“We thought that the elections are coming up and that things are pretty boring on the Internet — no one is doing anything fun about the elections,” he tells RFE/RL. “So we decided to take matters into our own hands and make a comic stip.”
Emboldened by his success, Kalenik, a 25-year-old PR freelancer, says he is now actively looking for sponsors to produce a dozen sequels.
But the comic strip has also attracted a fair amount of criticism.
Some Internet users see it as a public-relations stunt pitting a valiant Putin against zombie-like opposition forces.
“It’s a disgrace, a slap in the face of the people,” one viewer commented on LiveJournal.
“The majority of ‘blue buckets’ are educated, thinking people,” another wrote. “The idea behind this comic strip, however, inspires respect; it’s an astute, effective PR move.”
“Either Kalenik tells the truth and this is an attempt to get a job, make money, and continue the comic strips, either it directly or indirectly carries out specific political directives ahead of the elections,” says Petrov. “The part depicting civil society is particularly suspicious.”
Kalenik denies taking orders from the Kremlin or any other political force.
He says several media outlets actually refused to publish the cartoon because it describes Medvedev as “a gnome raised by bears.”
Kalenik, however, hopes the Kremlin appreciates his work.
“I don’t actually know whether Medvedev and Putin liked it, but I very much hope they did,” he says. “I wrote to Medvedev on Twitter but got no answer. The official media are all tight-lipped, they are obviously waiting for instructions.”
Stanislav Belkovsky, a political analyst seen as having Kremlin connections, believes the state-controlled media have no reason to pay attention to the comic strip.
He dismisses it as yet another attempt to cash in on Putin’s high popularity ratings.
“The Putin brand is a good method to promote any product, from vodka to online comic strips,” he says. “Many use it to achieve wealth and fame. I think the Putin brand has been used so many times for commercial use that this comic strip is really no sensation.”
Still, “Superputin” is the latest in a string of slick, Putin-themed gimmicks that have emerged on the Internet with next year’s elections on the horizon.

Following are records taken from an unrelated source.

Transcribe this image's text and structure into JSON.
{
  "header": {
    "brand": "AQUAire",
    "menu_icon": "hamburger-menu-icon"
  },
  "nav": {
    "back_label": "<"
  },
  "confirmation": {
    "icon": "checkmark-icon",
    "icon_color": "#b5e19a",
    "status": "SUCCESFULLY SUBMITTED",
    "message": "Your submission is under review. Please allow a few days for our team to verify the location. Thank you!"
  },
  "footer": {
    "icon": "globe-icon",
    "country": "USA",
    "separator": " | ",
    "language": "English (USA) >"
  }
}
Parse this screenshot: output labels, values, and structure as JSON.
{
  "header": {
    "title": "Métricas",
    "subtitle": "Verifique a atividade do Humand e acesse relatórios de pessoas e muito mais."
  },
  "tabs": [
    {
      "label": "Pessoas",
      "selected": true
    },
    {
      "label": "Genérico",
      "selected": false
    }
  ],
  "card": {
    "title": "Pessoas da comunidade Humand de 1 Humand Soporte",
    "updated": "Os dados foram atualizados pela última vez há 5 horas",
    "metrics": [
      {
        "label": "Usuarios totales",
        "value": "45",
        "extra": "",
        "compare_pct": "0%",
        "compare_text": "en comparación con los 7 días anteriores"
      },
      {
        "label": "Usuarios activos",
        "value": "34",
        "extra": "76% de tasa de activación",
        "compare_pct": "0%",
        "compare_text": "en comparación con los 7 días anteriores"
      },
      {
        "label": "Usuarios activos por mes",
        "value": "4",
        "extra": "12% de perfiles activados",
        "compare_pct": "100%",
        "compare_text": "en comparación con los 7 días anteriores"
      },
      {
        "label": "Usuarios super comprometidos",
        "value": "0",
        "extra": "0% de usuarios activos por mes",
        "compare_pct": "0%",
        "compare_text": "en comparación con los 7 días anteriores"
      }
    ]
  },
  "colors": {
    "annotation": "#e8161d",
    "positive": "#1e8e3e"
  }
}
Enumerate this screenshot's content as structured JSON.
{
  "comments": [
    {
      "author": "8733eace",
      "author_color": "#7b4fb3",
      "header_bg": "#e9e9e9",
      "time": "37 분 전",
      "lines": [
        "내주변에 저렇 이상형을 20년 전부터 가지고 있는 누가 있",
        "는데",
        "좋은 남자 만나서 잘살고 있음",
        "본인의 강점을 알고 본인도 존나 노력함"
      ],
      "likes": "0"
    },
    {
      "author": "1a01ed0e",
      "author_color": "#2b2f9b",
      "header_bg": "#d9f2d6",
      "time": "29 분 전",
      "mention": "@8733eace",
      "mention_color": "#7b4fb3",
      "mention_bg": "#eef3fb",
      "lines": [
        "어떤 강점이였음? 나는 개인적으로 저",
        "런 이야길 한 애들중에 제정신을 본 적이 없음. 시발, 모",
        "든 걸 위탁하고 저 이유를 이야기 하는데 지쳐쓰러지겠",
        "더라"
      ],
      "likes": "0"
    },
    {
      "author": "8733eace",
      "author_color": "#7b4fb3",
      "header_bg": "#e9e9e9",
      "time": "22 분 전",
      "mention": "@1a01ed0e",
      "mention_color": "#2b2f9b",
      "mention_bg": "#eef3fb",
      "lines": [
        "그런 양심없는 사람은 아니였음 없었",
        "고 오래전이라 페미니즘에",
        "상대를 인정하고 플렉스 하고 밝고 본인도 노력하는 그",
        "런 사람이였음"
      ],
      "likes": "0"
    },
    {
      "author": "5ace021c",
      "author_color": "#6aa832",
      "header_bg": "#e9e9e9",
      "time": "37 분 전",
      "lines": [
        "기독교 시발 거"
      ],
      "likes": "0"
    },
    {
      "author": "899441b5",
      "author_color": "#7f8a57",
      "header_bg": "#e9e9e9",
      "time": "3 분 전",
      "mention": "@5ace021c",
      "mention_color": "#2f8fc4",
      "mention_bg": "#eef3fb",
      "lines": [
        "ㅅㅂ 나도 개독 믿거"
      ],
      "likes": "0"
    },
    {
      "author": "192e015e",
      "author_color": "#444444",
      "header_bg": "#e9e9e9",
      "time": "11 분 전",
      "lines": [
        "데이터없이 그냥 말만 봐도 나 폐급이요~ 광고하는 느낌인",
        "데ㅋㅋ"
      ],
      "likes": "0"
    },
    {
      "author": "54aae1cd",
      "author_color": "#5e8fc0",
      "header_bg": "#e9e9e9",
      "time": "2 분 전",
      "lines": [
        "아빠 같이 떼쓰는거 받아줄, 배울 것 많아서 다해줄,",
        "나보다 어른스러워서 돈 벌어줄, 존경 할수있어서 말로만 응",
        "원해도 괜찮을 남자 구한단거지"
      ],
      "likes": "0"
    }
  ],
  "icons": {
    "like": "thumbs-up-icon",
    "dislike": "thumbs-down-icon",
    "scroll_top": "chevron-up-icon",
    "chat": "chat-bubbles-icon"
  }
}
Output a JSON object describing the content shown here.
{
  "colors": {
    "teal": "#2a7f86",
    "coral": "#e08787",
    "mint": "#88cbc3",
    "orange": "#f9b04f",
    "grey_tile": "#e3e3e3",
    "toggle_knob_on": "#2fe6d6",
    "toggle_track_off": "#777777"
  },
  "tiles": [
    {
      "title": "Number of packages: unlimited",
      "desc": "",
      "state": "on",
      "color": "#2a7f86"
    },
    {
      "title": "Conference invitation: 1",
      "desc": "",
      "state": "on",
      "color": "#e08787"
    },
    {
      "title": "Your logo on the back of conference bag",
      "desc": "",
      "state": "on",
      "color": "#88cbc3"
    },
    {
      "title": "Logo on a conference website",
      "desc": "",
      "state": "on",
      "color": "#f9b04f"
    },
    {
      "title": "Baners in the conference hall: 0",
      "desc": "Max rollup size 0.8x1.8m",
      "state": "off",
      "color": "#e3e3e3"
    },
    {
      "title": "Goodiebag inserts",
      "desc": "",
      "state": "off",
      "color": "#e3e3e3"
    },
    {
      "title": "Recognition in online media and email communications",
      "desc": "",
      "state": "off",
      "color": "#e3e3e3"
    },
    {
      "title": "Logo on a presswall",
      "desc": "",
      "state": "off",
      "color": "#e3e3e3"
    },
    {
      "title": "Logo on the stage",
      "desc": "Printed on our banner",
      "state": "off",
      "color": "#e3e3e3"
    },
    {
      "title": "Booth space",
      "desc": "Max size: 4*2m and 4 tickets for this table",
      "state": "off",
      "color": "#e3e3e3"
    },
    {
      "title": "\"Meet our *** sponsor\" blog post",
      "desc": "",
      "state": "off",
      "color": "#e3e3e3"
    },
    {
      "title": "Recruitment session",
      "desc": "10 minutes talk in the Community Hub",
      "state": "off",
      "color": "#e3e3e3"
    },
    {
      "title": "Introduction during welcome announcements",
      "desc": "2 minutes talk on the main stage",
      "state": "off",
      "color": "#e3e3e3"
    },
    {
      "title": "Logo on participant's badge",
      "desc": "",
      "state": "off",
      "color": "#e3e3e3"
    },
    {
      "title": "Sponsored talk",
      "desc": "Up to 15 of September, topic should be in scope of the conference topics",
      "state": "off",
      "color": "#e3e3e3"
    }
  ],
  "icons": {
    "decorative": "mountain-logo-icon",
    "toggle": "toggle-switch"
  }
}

One of them, a spoof of the U.S. apocalypse film “2012” posted on YouTube, has attracted almost 2 million viewers.
Posted on March 30, the video tells the story of a Russian presidential battle gone awry as the rivalry between Putin and Medvedev culminates in the world’s destruction. The clip ends with a message urging Russians to cast their ballot for the Communist Party.
Putin also appeared in a video game launched last month on Vkontakte, Russia’s equivalent of Facebook, casting him as a gun-wielding protagonist sporting a khaki uniform and giving players assignments.
The game’s authors say it may soon appear on Facebook and as an iPod application.